• [EXERCISE REQUIREMENTS]: Each record needs to be echoed exactly; can you do that?
── SOURCE DATA ──
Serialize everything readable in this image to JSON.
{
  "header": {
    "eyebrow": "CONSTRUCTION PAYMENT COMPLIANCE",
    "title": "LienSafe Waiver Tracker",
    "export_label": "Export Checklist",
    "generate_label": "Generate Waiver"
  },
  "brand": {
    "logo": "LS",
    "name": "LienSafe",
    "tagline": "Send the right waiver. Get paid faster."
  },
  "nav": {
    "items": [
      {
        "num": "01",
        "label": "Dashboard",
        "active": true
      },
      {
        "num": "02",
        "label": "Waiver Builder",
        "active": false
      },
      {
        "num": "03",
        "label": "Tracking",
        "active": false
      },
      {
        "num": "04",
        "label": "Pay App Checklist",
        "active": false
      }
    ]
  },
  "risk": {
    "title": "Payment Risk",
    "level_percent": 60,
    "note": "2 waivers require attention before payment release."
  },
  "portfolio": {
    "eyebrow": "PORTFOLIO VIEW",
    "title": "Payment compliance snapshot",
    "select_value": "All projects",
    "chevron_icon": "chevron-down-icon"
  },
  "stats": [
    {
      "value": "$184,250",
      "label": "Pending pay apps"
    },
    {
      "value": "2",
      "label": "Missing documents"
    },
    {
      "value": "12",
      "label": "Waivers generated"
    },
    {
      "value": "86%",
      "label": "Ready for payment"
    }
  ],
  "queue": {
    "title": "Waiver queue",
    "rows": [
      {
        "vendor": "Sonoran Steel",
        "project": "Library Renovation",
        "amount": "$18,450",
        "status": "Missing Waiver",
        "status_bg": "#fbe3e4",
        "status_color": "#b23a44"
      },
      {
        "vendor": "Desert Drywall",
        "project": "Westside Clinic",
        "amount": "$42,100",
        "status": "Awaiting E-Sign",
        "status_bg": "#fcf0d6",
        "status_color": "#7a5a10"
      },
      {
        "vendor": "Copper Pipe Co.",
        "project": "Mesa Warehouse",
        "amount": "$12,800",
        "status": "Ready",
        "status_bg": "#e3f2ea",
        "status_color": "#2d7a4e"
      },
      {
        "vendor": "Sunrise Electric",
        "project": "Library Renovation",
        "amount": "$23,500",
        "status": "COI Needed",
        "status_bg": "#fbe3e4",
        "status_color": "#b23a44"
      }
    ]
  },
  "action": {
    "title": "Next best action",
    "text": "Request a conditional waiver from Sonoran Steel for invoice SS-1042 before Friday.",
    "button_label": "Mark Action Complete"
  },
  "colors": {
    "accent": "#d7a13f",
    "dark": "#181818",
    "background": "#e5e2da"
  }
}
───
• [EXERCISE RESULT]:
Serialize everything readable in this image to JSON.
{
  "header": {
    "eyebrow": "CONSTRUCTION PAYMENT COMPLIANCE",
    "title": "LienSafe Waiver Tracker",
    "export_label": "Export Checklist",
    "generate_label": "Generate Waiver"
  },
  "brand": {
    "logo": "LS",
    "name": "LienSafe",
    "tagline": "Send the right waiver. Get paid faster."
  },
  "nav": {
    "items": [
      {
        "num": "01",
        "label": "Dashboard",
        "active": true
      },
      {
        "num": "02",
        "label": "Waiver Builder",
        "active": false
      },
      {
        "num": "03",
        "label": "Tracking",
        "active": false
      },
      {
        "num": "04",
        "label": "Pay App Checklist",
        "active": false
      }
    ]
  },
  "risk": {
    "title": "Payment Risk",
    "level_percent": 60,
    "note": "2 waivers require attention before payment release."
  },
  "portfolio": {
    "eyebrow": "PORTFOLIO VIEW",
    "title": "Payment compliance snapshot",
    "select_value": "All projects",
    "chevron_icon": "chevron-down-icon"
  },
  "stats": [
    {
      "value": "$184,250",
      "label": "Pending pay apps"
    },
    {
      "value": "2",
      "label": "Missing documents"
    },
    {
      "value": "12",
      "label": "Waivers generated"
    },
    {
      "value": "86%",
      "label": "Ready for payment"
    }
  ],
  "queue": {
    "title": "Waiver queue",
    "rows": [
      {
        "vendor": "Sonoran Steel",
        "project": "Library Renovation",
        "amount": "$18,450",
        "status": "Missing Waiver",
        "status_bg": "#fbe3e4",
        "status_color": "#b23a44"
      },
      {
        "vendor": "Desert Drywall",
        "project": "Westside Clinic",
        "amount": "$42,100",
        "status": "Awaiting E-Sign",
        "status_bg": "#fcf0d6",
        "status_color": "#7a5a10"
      },
      {
        "vendor": "Copper Pipe Co.",
        "project": "Mesa Warehouse",
        "amount": "$12,800",
        "status": "Ready",
        "status_bg": "#e3f2ea",
        "status_color": "#2d7a4e"
      },
      {
        "vendor": "Sunrise Electric",
        "project": "Library Renovation",
        "amount": "$23,500",
        "status": "COI Needed",
        "status_bg": "#fbe3e4",
        "status_color": "#b23a44"
      }
    ]
  },
  "action": {
    "title": "Next best action",
    "text": "Request a conditional waiver from Sonoran Steel for invoice SS-1042 before Friday.",
    "button_label": "Mark Action Complete"
  },
  "colors": {
    "accent": "#d7a13f",
    "dark": "#181818",
    "background": "#e5e2da"
  }
}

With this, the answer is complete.